Interface dataset entries:
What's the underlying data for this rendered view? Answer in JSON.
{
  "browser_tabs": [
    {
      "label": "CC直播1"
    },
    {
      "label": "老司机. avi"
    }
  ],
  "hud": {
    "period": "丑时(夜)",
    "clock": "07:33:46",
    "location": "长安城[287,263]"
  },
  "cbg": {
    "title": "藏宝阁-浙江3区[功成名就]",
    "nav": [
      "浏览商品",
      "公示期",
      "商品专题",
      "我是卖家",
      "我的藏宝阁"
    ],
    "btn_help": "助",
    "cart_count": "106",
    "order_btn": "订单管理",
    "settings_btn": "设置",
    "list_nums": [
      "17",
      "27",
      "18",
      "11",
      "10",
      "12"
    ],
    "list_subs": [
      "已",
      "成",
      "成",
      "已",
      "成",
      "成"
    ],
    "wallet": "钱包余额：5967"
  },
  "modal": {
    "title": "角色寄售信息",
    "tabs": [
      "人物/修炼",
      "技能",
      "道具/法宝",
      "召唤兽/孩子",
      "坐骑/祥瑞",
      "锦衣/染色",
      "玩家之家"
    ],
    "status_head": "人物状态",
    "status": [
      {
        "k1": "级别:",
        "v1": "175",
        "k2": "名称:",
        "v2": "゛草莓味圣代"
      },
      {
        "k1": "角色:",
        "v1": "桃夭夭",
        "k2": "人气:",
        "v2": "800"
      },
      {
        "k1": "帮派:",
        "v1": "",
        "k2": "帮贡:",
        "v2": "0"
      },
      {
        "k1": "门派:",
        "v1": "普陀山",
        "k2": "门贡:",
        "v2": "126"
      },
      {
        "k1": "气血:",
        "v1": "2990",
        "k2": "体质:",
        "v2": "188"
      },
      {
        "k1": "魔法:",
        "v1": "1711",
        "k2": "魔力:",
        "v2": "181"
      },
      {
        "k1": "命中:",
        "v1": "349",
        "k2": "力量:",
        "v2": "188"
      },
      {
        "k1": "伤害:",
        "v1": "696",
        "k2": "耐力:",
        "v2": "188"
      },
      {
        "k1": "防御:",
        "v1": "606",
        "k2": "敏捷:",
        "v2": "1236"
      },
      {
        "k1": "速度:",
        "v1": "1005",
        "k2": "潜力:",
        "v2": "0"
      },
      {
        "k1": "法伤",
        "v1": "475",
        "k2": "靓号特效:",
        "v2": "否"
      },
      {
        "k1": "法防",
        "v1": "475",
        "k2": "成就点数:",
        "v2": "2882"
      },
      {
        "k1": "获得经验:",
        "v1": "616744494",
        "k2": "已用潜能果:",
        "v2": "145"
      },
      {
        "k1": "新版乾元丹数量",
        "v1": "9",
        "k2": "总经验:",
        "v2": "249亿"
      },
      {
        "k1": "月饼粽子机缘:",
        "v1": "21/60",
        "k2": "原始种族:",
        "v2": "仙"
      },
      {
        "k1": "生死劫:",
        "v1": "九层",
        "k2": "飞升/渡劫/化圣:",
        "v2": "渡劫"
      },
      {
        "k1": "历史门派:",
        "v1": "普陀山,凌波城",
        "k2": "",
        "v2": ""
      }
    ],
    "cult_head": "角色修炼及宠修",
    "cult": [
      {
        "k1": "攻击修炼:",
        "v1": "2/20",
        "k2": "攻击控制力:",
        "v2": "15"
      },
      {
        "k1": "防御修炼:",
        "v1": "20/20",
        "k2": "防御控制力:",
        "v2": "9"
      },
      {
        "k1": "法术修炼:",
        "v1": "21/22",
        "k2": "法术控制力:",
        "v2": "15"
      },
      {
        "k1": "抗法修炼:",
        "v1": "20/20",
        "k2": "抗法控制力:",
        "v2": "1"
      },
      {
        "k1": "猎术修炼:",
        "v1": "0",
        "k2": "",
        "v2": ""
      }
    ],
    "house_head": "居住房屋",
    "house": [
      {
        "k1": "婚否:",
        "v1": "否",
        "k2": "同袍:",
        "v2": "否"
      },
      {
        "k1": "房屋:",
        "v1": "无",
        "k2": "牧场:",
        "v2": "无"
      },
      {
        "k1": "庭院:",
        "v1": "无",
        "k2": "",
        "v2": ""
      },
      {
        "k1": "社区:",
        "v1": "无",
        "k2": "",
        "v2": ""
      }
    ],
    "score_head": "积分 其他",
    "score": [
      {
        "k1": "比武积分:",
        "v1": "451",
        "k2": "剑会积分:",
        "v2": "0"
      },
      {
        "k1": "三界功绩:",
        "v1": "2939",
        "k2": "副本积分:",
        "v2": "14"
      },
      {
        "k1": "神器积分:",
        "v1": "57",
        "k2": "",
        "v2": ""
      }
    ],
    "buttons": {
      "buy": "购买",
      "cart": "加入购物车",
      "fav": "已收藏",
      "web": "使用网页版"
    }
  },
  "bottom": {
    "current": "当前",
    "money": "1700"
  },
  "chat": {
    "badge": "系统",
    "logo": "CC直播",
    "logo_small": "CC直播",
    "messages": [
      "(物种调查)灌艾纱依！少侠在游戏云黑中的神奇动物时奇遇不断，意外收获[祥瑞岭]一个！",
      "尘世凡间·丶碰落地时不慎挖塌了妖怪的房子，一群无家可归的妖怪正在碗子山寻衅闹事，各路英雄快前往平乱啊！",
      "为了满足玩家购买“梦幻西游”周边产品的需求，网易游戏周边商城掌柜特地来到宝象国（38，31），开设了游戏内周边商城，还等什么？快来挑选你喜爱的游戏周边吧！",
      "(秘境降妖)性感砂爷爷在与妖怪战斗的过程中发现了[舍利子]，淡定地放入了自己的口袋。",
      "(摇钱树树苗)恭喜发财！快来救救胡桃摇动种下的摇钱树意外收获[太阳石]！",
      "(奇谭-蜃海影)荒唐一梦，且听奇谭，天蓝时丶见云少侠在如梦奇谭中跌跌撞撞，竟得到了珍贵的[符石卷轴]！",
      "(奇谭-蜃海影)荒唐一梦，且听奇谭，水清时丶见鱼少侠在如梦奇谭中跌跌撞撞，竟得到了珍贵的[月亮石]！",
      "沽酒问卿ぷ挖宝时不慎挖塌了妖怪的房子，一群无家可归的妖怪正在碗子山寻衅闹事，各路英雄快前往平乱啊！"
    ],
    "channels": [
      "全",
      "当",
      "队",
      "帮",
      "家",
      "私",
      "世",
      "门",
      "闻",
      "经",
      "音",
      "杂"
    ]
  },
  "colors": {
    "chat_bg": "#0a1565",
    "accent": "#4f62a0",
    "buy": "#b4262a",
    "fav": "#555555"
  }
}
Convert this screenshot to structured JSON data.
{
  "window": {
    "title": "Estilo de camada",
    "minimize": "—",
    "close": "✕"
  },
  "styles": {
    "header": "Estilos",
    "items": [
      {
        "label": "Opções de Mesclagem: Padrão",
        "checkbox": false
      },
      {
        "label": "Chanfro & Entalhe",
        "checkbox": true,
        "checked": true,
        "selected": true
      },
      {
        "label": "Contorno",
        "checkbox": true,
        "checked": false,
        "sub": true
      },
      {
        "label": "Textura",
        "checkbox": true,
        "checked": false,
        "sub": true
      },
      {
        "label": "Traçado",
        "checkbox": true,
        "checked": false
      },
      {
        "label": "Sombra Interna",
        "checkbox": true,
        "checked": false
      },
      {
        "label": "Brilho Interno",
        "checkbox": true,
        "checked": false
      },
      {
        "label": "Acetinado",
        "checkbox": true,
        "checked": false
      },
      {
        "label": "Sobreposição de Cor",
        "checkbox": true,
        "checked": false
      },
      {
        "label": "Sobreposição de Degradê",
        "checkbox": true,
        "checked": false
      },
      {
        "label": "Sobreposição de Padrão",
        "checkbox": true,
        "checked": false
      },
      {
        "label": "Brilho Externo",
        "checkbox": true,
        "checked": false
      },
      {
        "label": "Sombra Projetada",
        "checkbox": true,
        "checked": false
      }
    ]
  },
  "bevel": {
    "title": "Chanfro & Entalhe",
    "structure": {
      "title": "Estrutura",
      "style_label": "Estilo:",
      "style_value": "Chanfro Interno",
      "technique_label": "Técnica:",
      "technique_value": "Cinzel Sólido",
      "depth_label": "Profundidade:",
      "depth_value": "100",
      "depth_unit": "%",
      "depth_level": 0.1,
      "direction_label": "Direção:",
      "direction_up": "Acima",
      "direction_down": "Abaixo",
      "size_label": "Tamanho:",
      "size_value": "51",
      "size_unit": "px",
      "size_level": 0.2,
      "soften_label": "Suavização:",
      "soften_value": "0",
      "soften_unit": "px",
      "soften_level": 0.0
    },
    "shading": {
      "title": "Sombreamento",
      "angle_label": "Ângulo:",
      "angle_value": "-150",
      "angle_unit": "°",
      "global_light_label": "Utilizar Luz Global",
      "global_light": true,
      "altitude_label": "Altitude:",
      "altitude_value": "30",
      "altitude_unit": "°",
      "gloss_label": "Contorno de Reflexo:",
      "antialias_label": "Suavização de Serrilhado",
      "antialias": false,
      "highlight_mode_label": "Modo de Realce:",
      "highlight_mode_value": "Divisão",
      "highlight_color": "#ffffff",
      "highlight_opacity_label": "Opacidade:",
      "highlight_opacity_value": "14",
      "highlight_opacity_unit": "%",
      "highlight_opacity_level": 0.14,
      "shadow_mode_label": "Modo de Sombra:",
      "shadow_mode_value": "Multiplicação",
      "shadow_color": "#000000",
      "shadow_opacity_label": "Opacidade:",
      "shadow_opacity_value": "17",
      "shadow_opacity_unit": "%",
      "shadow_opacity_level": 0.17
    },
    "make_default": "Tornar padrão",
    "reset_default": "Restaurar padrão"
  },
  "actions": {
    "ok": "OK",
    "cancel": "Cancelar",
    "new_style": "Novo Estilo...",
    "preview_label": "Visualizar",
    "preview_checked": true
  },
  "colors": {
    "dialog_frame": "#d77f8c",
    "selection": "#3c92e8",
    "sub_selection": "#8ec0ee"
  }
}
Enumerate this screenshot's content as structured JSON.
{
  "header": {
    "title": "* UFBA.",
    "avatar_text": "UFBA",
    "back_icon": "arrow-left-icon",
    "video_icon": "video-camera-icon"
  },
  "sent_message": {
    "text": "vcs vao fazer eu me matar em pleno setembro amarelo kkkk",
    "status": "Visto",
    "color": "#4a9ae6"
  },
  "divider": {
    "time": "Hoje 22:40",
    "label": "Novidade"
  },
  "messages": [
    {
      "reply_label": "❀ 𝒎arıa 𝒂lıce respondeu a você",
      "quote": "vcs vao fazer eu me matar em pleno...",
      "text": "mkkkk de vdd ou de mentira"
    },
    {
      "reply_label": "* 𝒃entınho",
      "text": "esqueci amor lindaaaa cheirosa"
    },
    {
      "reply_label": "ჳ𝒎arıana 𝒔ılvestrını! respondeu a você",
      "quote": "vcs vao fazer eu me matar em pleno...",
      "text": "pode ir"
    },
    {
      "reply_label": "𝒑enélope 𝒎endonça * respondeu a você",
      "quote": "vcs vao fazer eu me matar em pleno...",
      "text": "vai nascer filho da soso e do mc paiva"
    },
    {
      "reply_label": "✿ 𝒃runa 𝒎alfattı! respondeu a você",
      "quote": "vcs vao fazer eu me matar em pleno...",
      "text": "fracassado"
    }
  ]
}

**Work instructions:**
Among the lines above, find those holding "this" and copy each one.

**Written response:**
What's the underlying data for this rendered view? Answer in JSON.
Convert this screenshot to structured JSON data.
Enumerate this screenshot's content as structured JSON.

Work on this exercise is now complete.